Soudack M, Epelman M, Maor R, Hayari L, Shoshani G, Heyman‐Reiss A, Michaelson M, Gaitini D. Experience with focused abdominal sonography for trauma (FAST) in 313 pediatric patients. Journal of Clinical Ultrasound. 2004 Feb;32(2):53-61.

Soundappan SV, Holland AJ, Cass DT, Lam A. Diagnostic accuracy of surgeon-performed focused abdominal sonography (FAST) in blunt paediatric trauma. Injury. 2005 Aug 1;36(8):970-5.

Suthers SE, Albrecht R, Foley D, Mantor PC. Surgeon-Directed Ultrasound for Trauma is a Predictor of Intra-Abdominal Injury in Children/DISCUSSION. The American surgeon. 2004 Feb 1;70(2):164.

Stabbings in adolescents

Cite this article as:
Tessa Davis. Stabbings in adolescents, Don't Forget the Bubbles, 2018. Available at:
https://doi.org/10.31440/DFTB.17337

It’s a regular day in your Paeds ED. You’ve just pulled a piece of lego out of a child left nostril; there are two wheezy kids waiting for review to see if they can stretch to two hours; and there is a 2 month old with a rash that you’re currently seeing  – everyone is waiting for you to come up with a clever diagnosis. As you stare at the spots and wait for some inspiration, you hear one of your nursing colleagues call…

Neonatal jaundice – the basics

Cite this article as:
Shalome Kanagaratnam. Neonatal jaundice – the basics, Don't Forget the Bubbles, 2018. Available at:
https://doi.org/10.31440/DFTB.17047

Most newborns are jaundiced. Indeed, 60% of term infants, 80% of premies and 33% of breastfed babies are jaundiced in early life. Fortunately, the majority of these self-resolve and have no sinister underlying cause. But how do we identify those who require urgent management? How can we effectively and confidently reassure anxious patients whilst ensuring we don’t miss a significant diagnosis?
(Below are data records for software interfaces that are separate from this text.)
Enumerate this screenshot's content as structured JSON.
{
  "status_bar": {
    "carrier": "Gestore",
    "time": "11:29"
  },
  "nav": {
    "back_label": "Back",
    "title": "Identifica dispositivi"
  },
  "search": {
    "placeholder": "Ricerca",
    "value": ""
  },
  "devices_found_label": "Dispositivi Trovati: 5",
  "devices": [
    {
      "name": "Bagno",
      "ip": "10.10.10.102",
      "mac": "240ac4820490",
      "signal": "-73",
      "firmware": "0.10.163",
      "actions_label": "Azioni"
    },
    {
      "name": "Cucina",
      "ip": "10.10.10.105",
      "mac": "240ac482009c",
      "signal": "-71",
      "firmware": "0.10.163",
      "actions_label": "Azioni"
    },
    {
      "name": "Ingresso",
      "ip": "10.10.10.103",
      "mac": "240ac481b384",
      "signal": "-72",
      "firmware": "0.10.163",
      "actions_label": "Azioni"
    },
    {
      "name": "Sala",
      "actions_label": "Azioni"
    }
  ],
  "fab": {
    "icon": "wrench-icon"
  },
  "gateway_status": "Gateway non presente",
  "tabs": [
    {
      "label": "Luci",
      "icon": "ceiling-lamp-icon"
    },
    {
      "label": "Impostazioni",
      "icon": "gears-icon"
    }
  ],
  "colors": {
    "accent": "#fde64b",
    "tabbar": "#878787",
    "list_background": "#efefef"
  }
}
How to draw a Genogram

Cite this article as:
Daniel Bakhsh. How to draw a Genogram, Don't Forget the Bubbles, 2018. Available at:
https://doi.org/10.31440/DFTB.17132
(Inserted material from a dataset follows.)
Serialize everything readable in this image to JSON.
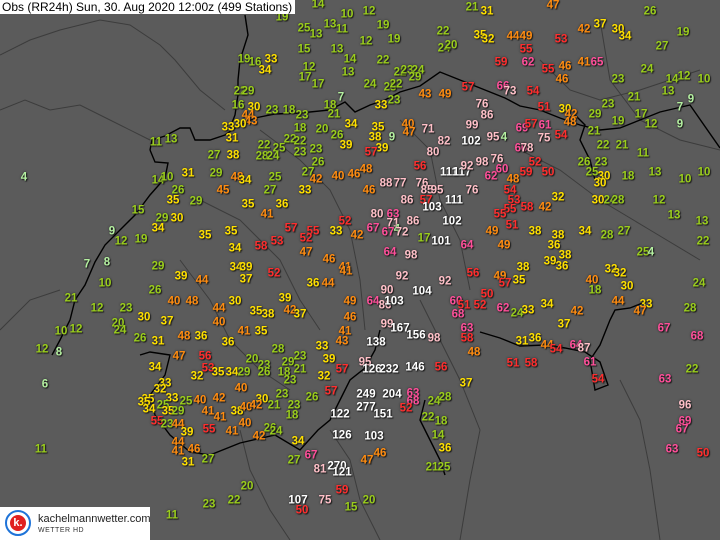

As a Student Doctor at the University of Queensland, I was offered the opportunity to shadow the Adolescent Team at The Child and Youth Mental Health Service (or CYMHS) at the Queensland Children’s Hospital. This was an amazing opportunity to observe some really important work in two of my special interest areas: Paediatrics and Psychiatry. The attachment really drove home that patients don’t exist in isolation, and how this is particularly true for children. The surrounding family system strongly dictates how well they will fare once they leave the hospital.

As part of this attachment I was asked to prepare and present Genograms for every patient at the weekly Multidisciplinary Team meeting. As I began to interview family members in order to gather the required 3 generations of family history, it became clear to me that a small diagram could represent and quickly convey what would otherwise have taken several pages of text. Genograms provide a wealth of insight at a glance, can help align patients with their most appropriate care, and are relatively easy to draw once you know how. They are a mainstay of Paediatrics for a reason.

When I first came across Genograms as a student, attempting to create one was very confusing and a little overwhelming. There are also surprisingly few reference materials available to aid you along the way. So in order to make this task a little easier for the next student, I put together this little video. I hope you find it useful.

– Daniel Bakhsh, Student Doctor, Doctor of Medicine Program, University of Queensland